A century ago a mini-hydro scheme existed on the River Gynack that runs through Kingussie in the Scottish Highlands. The installation once provided electricity to the Grampian Sanatorium, a well-known treatment centre for tuberculosis, but fell into disrepair with the introduction of national grid infrastructure to the town.
In 2005 members of the Kingussie and Vicinity Community Council (KVCC) who later set up the Kingussie Community Development Company (K.C.D.C.) began to plan the revival of the hydro scheme. Nine years later a new 20kW turbine was installed on site.
Donald Grant, one of K.C.D.C.’s directors, says: “Having local residents with valuable skills, such as a semi-retired chartered engineer and treasurer, has been a real boon. We hope that our experiences will help other community groups take forward their energy projects.”
Legal structure & set-up
The hydro scheme is now managed by K.C.D.C. a limited company with charitable status. A sub-committee of the board that includes a member of the Kingussie and Vicinity Community Council oversees the day- to-day business of the scheme.
The hydro installation will provide electricity directly to a nearby golf club, which in turn feeds into the national grid. Profits from sales of electricity to the national grid and Feed- in Tariff (FIT) payments go to K.C.D.C. . In addition, the golf club pays K.C.D.C. a set fee per KWh that is approximately one third cheaper than a standard tariff. It is estimated that the project will generate £10,000 (€12,500) to run K.C.D.C. and fund other community initiatives.

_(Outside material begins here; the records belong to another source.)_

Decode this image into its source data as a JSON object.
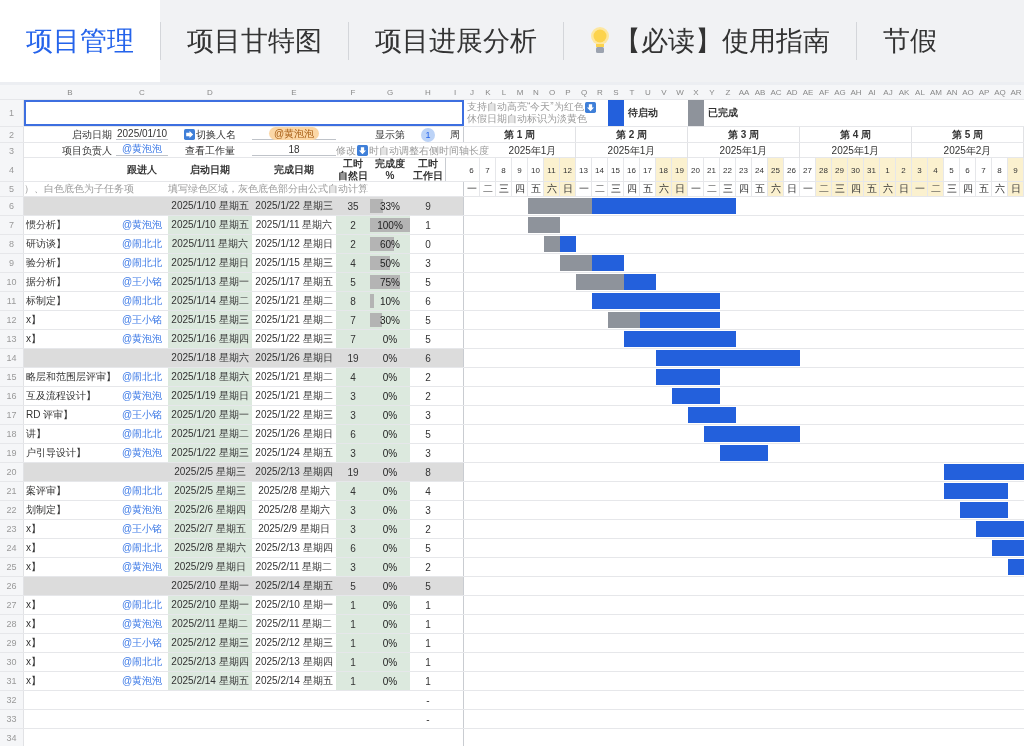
{
  "tabs": [
    {
      "label": "项目管理",
      "selected": true,
      "kind": "text"
    },
    {
      "label": "项目甘特图",
      "selected": false,
      "kind": "text"
    },
    {
      "label": "项目进展分析",
      "selected": false,
      "kind": "text"
    },
    {
      "label": "【必读】使用指南",
      "selected": false,
      "kind": "guide"
    },
    {
      "label": "节假",
      "selected": false,
      "kind": "text"
    }
  ],
  "column_letters": {
    "left": [
      "B",
      "C",
      "D",
      "E",
      "F",
      "G",
      "H",
      "I"
    ],
    "gantt": [
      "J",
      "K",
      "L",
      "M",
      "N",
      "O",
      "P",
      "Q",
      "R",
      "S",
      "T",
      "U",
      "V",
      "W",
      "X",
      "Y",
      "Z",
      "AA",
      "AB",
      "AC",
      "AD",
      "AE",
      "AF",
      "AG",
      "AH",
      "AI",
      "AJ",
      "AK",
      "AL",
      "AM",
      "AN",
      "AO",
      "AP",
      "AQ",
      "AR"
    ]
  },
  "row_numbers": [
    "1",
    "2",
    "3",
    "4",
    "5",
    "6",
    "7",
    "8",
    "9",
    "10",
    "11",
    "12",
    "13",
    "14",
    "15",
    "16",
    "17",
    "18",
    "19",
    "20",
    "21",
    "22",
    "23",
    "24",
    "25",
    "26",
    "27",
    "28",
    "29",
    "30",
    "31",
    "32",
    "33",
    "34"
  ],
  "title_cell": {
    "selected": true
  },
  "settings": {
    "start_label": "启动日期",
    "start_value": "2025/01/10",
    "switch_label": "切换人名",
    "switch_value": "@黄泡泡",
    "show_label": "显示第",
    "show_week": "1",
    "week_unit": "周",
    "owner_label": "项目负责人",
    "owner_value": "@黄泡泡",
    "workload_label": "查看工作量",
    "workload_value": "18",
    "hint_before": "修改",
    "hint_after": "时自动调整右侧时间轴长度"
  },
  "columns": [
    [
      "跟进人"
    ],
    [
      "启动日期"
    ],
    [
      "完成日期"
    ],
    [
      "工时",
      "自然日"
    ],
    [
      "完成度 %"
    ],
    [
      "工时",
      "工作日"
    ]
  ],
  "notes": {
    "left": "）、白色底色为子任务项",
    "right": "填写绿色区域，灰色底色部分由公式自动计算"
  },
  "gantt_header": {
    "today_note": "支持自动高亮“今天”为红色",
    "holiday_note": "休假日期自动标识为淡黄色",
    "legend": [
      {
        "label": "待启动",
        "color": "#2360dc"
      },
      {
        "label": "已完成",
        "color": "#8e939b"
      }
    ],
    "weeks": [
      {
        "label": "第 1 周",
        "month": "2025年1月",
        "days": [
          {
            "day": "6",
            "weekday": "一",
            "holiday": false
          },
          {
            "day": "7",
            "weekday": "二",
            "holiday": false
          },
          {
            "day": "8",
            "weekday": "三",
            "holiday": false
          },
          {
            "day": "9",
            "weekday": "四",
            "holiday": false
          },
          {
            "day": "10",
            "weekday": "五",
            "holiday": false
          },
          {
            "day": "11",
            "weekday": "六",
            "holiday": true
          },
          {
            "day": "12",
            "weekday": "日",
            "holiday": true
          }
        ]
      },
      {
        "label": "第 2 周",
        "month": "2025年1月",
        "days": [
          {
            "day": "13",
            "weekday": "一",
            "holiday": false
          },
          {
            "day": "14",
            "weekday": "二",
            "holiday": false
          },
          {
            "day": "15",
            "weekday": "三",
            "holiday": false
          },
          {
            "day": "16",
            "weekday": "四",
            "holiday": false
          },
          {
            "day": "17",
            "weekday": "五",
            "holiday": false
          },
          {
            "day": "18",
            "weekday": "六",
            "holiday": true
          },
          {
            "day": "19",
            "weekday": "日",
            "holiday": true
          }
        ]
      },
      {
        "label": "第 3 周",
        "month": "2025年1月",
        "days": [
          {
            "day": "20",
            "weekday": "一",
            "holiday": false
          },
          {
            "day": "21",
            "weekday": "二",
            "holiday": false
          },
          {
            "day": "22",
            "weekday": "三",
            "holiday": false
          },
          {
            "day": "23",
            "weekday": "四",
            "holiday": false
          },
          {
            "day": "24",
            "weekday": "五",
            "holiday": false
          },
          {
            "day": "25",
            "weekday": "六",
            "holiday": true
          },
          {
            "day": "26",
            "weekday": "日",
            "holiday": false
          }
        ]
      },
      {
        "label": "第 4 周",
        "month": "2025年1月",
        "days": [
          {
            "day": "27",
            "weekday": "一",
            "holiday": false
          },
          {
            "day": "28",
            "weekday": "二",
            "holiday": true
          },
          {
            "day": "29",
            "weekday": "三",
            "holiday": true
          },
          {
            "day": "30",
            "weekday": "四",
            "holiday": true
          },
          {
            "day": "31",
            "weekday": "五",
            "holiday": true
          },
          {
            "day": "1",
            "weekday": "六",
            "holiday": true
          },
          {
            "day": "2",
            "weekday": "日",
            "holiday": true
          }
        ]
      },
      {
        "label": "第 5 周",
        "month": "2025年2月",
        "days": [
          {
            "day": "3",
            "weekday": "一",
            "holiday": true
          },
          {
            "day": "4",
            "weekday": "二",
            "holiday": true
          },
          {
            "day": "5",
            "weekday": "三",
            "holiday": false
          },
          {
            "day": "6",
            "weekday": "四",
            "holiday": false
          },
          {
            "day": "7",
            "weekday": "五",
            "holiday": false
          },
          {
            "day": "8",
            "weekday": "六",
            "holiday": false
          },
          {
            "day": "9",
            "weekday": "日",
            "holiday": true
          }
        ]
      }
    ]
  },
  "rows": [
    {
      "kind": "group",
      "start": "2025/1/10 星期五",
      "end": "2025/1/22 星期三",
      "natural_days": "35",
      "progress": "33%",
      "level": 0.33,
      "work_days": "9"
    },
    {
      "kind": "task",
      "name": "惯分析】",
      "owner": "@黄泡泡",
      "start": "2025/1/10 星期五",
      "end": "2025/1/11 星期六",
      "natural_days": "2",
      "progress": "100%",
      "level": 1,
      "work_days": "1"
    },
    {
      "kind": "task",
      "name": "研访谈】",
      "owner": "@闹北北",
      "start": "2025/1/11 星期六",
      "end": "2025/1/12 星期日",
      "natural_days": "2",
      "progress": "60%",
      "level": 0.6,
      "work_days": "0"
    },
    {
      "kind": "task",
      "name": "验分析】",
      "owner": "@闹北北",
      "start": "2025/1/12 星期日",
      "end": "2025/1/15 星期三",
      "natural_days": "4",
      "progress": "50%",
      "level": 0.5,
      "work_days": "3"
    },
    {
      "kind": "task",
      "name": "据分析】",
      "owner": "@王小铭",
      "start": "2025/1/13 星期一",
      "end": "2025/1/17 星期五",
      "natural_days": "5",
      "progress": "75%",
      "level": 0.75,
      "work_days": "5"
    },
    {
      "kind": "task",
      "name": "标制定】",
      "owner": "@闹北北",
      "start": "2025/1/14 星期二",
      "end": "2025/1/21 星期二",
      "natural_days": "8",
      "progress": "10%",
      "level": 0.1,
      "work_days": "6"
    },
    {
      "kind": "task",
      "name": "x】",
      "owner": "@王小铭",
      "start": "2025/1/15 星期三",
      "end": "2025/1/21 星期二",
      "natural_days": "7",
      "progress": "30%",
      "level": 0.3,
      "work_days": "5"
    },
    {
      "kind": "task",
      "name": "x】",
      "owner": "@黄泡泡",
      "start": "2025/1/16 星期四",
      "end": "2025/1/22 星期三",
      "natural_days": "7",
      "progress": "0%",
      "work_days": "5"
    },
    {
      "kind": "group",
      "start": "2025/1/18 星期六",
      "end": "2025/1/26 星期日",
      "natural_days": "19",
      "progress": "0%",
      "work_days": "6"
    },
    {
      "kind": "task",
      "name": "略层和范围层评审】",
      "owner": "@闹北北",
      "start": "2025/1/18 星期六",
      "end": "2025/1/21 星期二",
      "natural_days": "4",
      "progress": "0%",
      "work_days": "2"
    },
    {
      "kind": "task",
      "name": "互及流程设计】",
      "owner": "@黄泡泡",
      "start": "2025/1/19 星期日",
      "end": "2025/1/21 星期二",
      "natural_days": "3",
      "progress": "0%",
      "work_days": "2"
    },
    {
      "kind": "task",
      "name": "RD 评审】",
      "owner": "@王小铭",
      "start": "2025/1/20 星期一",
      "end": "2025/1/22 星期三",
      "natural_days": "3",
      "progress": "0%",
      "work_days": "3"
    },
    {
      "kind": "task",
      "name": "讲】",
      "owner": "@闹北北",
      "start": "2025/1/21 星期二",
      "end": "2025/1/26 星期日",
      "natural_days": "6",
      "progress": "0%",
      "work_days": "5"
    },
    {
      "kind": "task",
      "name": "户引导设计】",
      "owner": "@黄泡泡",
      "start": "2025/1/22 星期三",
      "end": "2025/1/24 星期五",
      "natural_days": "3",
      "progress": "0%",
      "work_days": "3"
    },
    {
      "kind": "group",
      "start": "2025/2/5 星期三",
      "end": "2025/2/13 星期四",
      "natural_days": "19",
      "progress": "0%",
      "work_days": "8"
    },
    {
      "kind": "task",
      "name": "案评审】",
      "owner": "@闹北北",
      "start": "2025/2/5 星期三",
      "end": "2025/2/8 星期六",
      "natural_days": "4",
      "progress": "0%",
      "work_days": "4"
    },
    {
      "kind": "task",
      "name": "划制定】",
      "owner": "@黄泡泡",
      "start": "2025/2/6 星期四",
      "end": "2025/2/8 星期六",
      "natural_days": "3",
      "progress": "0%",
      "work_days": "3"
    },
    {
      "kind": "task",
      "name": "x】",
      "owner": "@王小铭",
      "start": "2025/2/7 星期五",
      "end": "2025/2/9 星期日",
      "natural_days": "3",
      "progress": "0%",
      "work_days": "2"
    },
    {
      "kind": "task",
      "name": "x】",
      "owner": "@闹北北",
      "start": "2025/2/8 星期六",
      "end": "2025/2/13 星期四",
      "natural_days": "6",
      "progress": "0%",
      "work_days": "5"
    },
    {
      "kind": "task",
      "name": "x】",
      "owner": "@黄泡泡",
      "start": "2025/2/9 星期日",
      "end": "2025/2/11 星期二",
      "natural_days": "3",
      "progress": "0%",
      "work_days": "2"
    },
    {
      "kind": "group",
      "start": "2025/2/10 星期一",
      "end": "2025/2/14 星期五",
      "natural_days": "5",
      "progress": "0%",
      "work_days": "5"
    },
    {
      "kind": "task",
      "name": "x】",
      "owner": "@闹北北",
      "start": "2025/2/10 星期一",
      "end": "2025/2/10 星期一",
      "natural_days": "1",
      "progress": "0%",
      "work_days": "1"
    },
    {
      "kind": "task",
      "name": "x】",
      "owner": "@黄泡泡",
      "start": "2025/2/11 星期二",
      "end": "2025/2/11 星期二",
      "natural_days": "1",
      "progress": "0%",
      "work_days": "1"
    },
    {
      "kind": "task",
      "name": "x】",
      "owner": "@王小铭",
      "start": "2025/2/12 星期三",
      "end": "2025/2/12 星期三",
      "natural_days": "1",
      "progress": "0%",
      "work_days": "1"
    },
    {
      "kind": "task",
      "name": "x】",
      "owner": "@闹北北",
      "start": "2025/2/13 星期四",
      "end": "2025/2/13 星期四",
      "natural_days": "1",
      "progress": "0%",
      "work_days": "1"
    },
    {
      "kind": "task",
      "name": "x】",
      "owner": "@黄泡泡",
      "start": "2025/2/14 星期五",
      "end": "2025/2/14 星期五",
      "natural_days": "1",
      "progress": "0%",
      "work_days": "1"
    },
    {
      "kind": "blank",
      "work_days": "-"
    },
    {
      "kind": "blank",
      "work_days": "-"
    },
    {
      "kind": "blank"
    }
  ]
}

The overall cost of the scheme is estimated at £200,000 (€253,000). This was largely covered through a number of non-public grants including funding from Scottish and Southern Energy (SSE), the players of People’s Postcode Lottery Dream Fund and the Greenshoots Fund which has been set up by FMC Technologies Dunfermline and is open to Scottish applicants only. However, early on K.C.D.C. secured £93,000 (€116,000) worth of LEADER II funding from the European Union, which covered almost half the cost of the project. Shortly after the UK government brought forward a policy change that meant community energy schemes were no longer eligible for public grant funding and simultaneously benefit from Feed-in Tariff payments. K.C.D.C. chose FITs and returned the LEADER II grant.

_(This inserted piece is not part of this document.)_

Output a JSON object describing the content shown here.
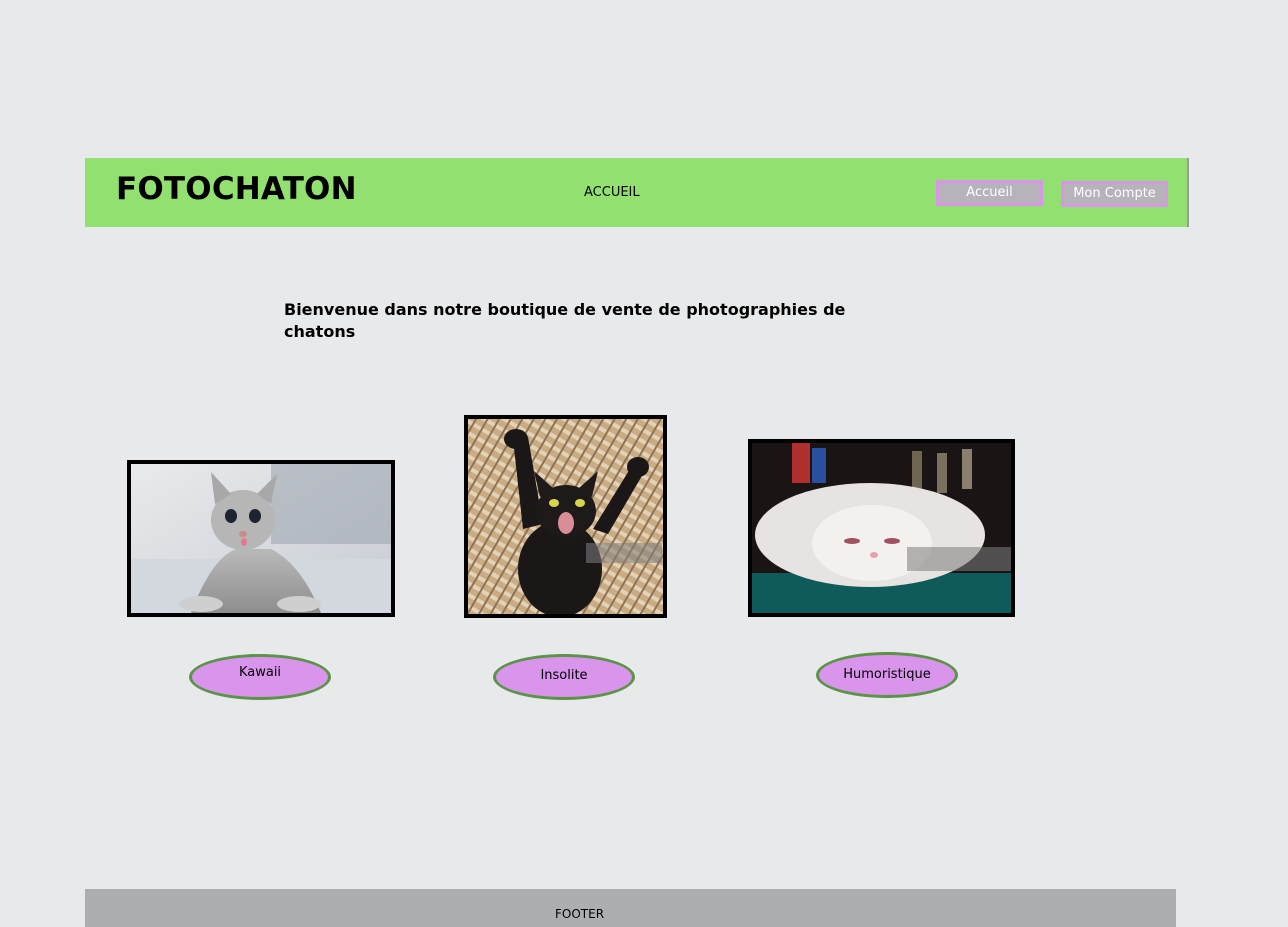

K.C.D.C also tried to be cost effective by teaming up with a larger hydro scheme for the construction but the timeframes for both projects were incompatible.
Finally K.C.D.C. gave up on its vision of using an Archimedes screw which makes the mechanism visible and more accessible for educational purposes due to funding constraints.

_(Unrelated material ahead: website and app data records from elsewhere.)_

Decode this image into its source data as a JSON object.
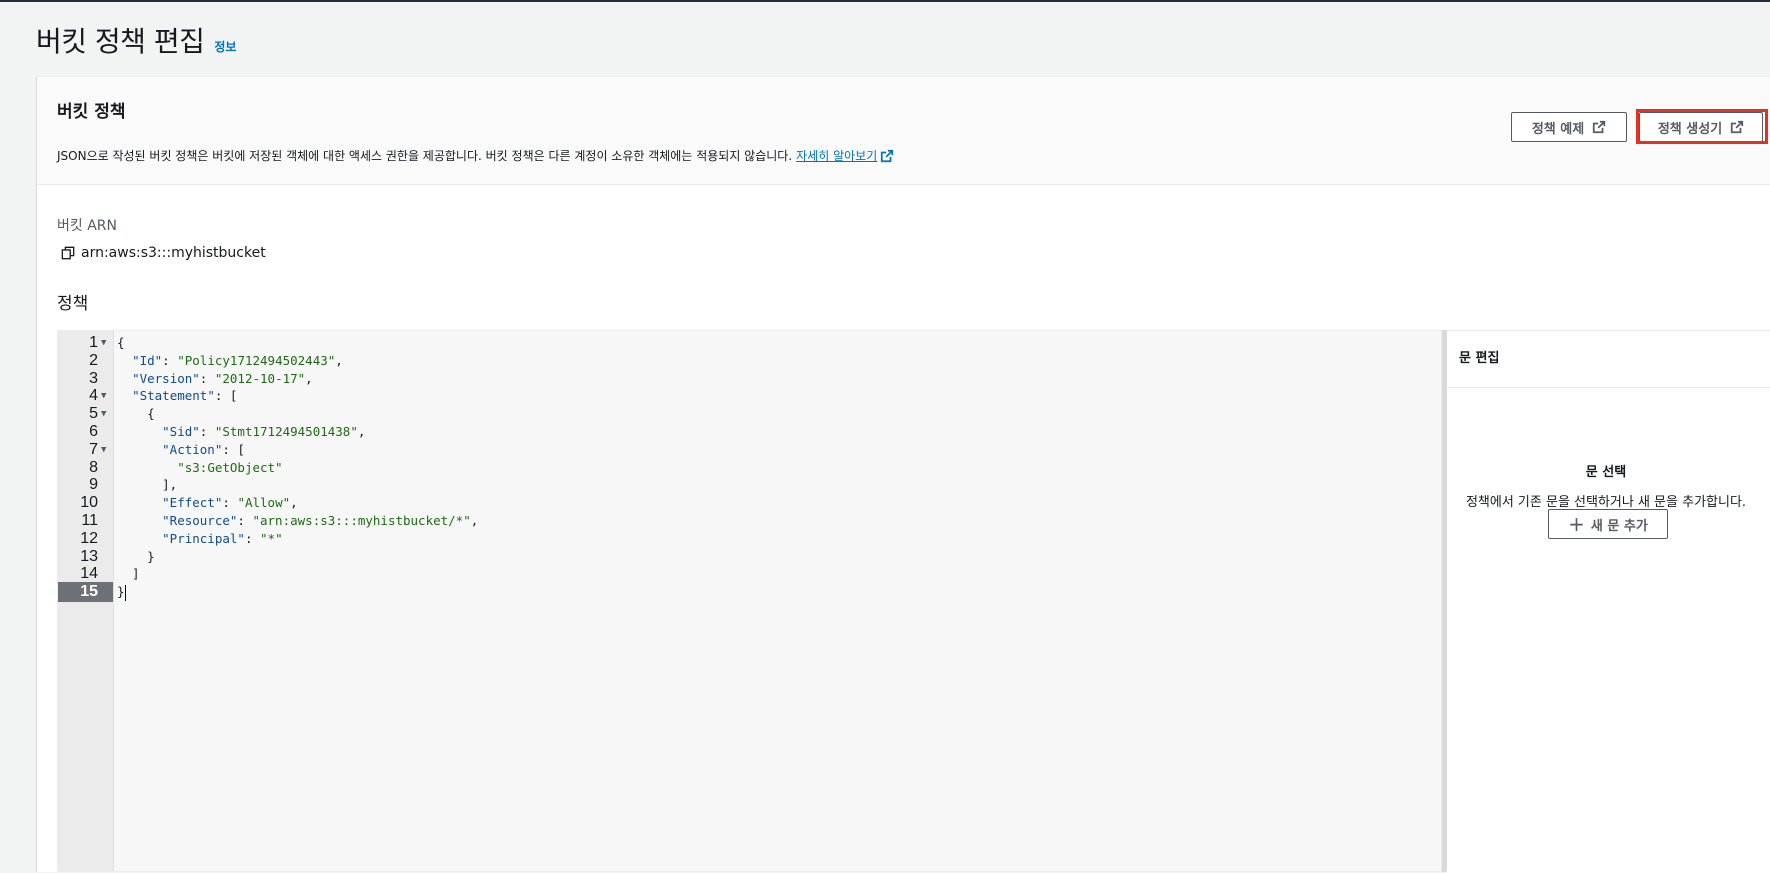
{
  "page": {
    "title": "버킷 정책 편집",
    "info_link": "정보"
  },
  "panel": {
    "title": "버킷 정책",
    "description": "JSON으로 작성된 버킷 정책은 버킷에 저장된 객체에 대한 액세스 권한을 제공합니다. 버킷 정책은 다른 계정이 소유한 객체에는 적용되지 않습니다.",
    "learn_more": "자세히 알아보기",
    "buttons": {
      "policy_examples": "정책 예제",
      "policy_generator": "정책 생성기"
    },
    "highlight_color": "#e0341e"
  },
  "arn": {
    "label": "버킷 ARN",
    "value": "arn:aws:s3:::myhistbucket"
  },
  "policy": {
    "label": "정책",
    "active_line": 15,
    "lines": [
      "{",
      "  \"Id\": \"Policy1712494502443\",",
      "  \"Version\": \"2012-10-17\",",
      "  \"Statement\": [",
      "    {",
      "      \"Sid\": \"Stmt1712494501438\",",
      "      \"Action\": [",
      "        \"s3:GetObject\"",
      "      ],",
      "      \"Effect\": \"Allow\",",
      "      \"Resource\": \"arn:aws:s3:::myhistbucket/*\",",
      "      \"Principal\": \"*\"",
      "    }",
      "  ]",
      "}"
    ],
    "foldable_lines": [
      1,
      4,
      5,
      7
    ]
  },
  "statement_editor": {
    "title": "문 편집",
    "empty_title": "문 선택",
    "empty_desc": "정책에서 기존 문을 선택하거나 새 문을 추가합니다.",
    "add_button": "새 문 추가"
  }
}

- Financial decisions
- Change in UK policy that impact on funding
- Income generation for K.C.D.C. and community development initiatives
- Potential for educational benefits
- Kingussie Golf Club benefits from renewable electricity
Size of Community
150 K.C.D.C. members that represent wider population of 1500
Type of Energy Project
Stage of Development
Having local residents with valuable skills, such as a semi-retired chartered engineer and treasurer, has been a real boon. We hope that our experiences will help other community groups take forward their energy projects.
Donald Grant - K.C.D.C.
Early 20th century
Original hydro plant provided electricity for tuberculosis treatment center
Idea to revive site of former hydro scheme
K.C.D.C. is incorporated
Receives £65,386 from players of People’s Postcode Lottery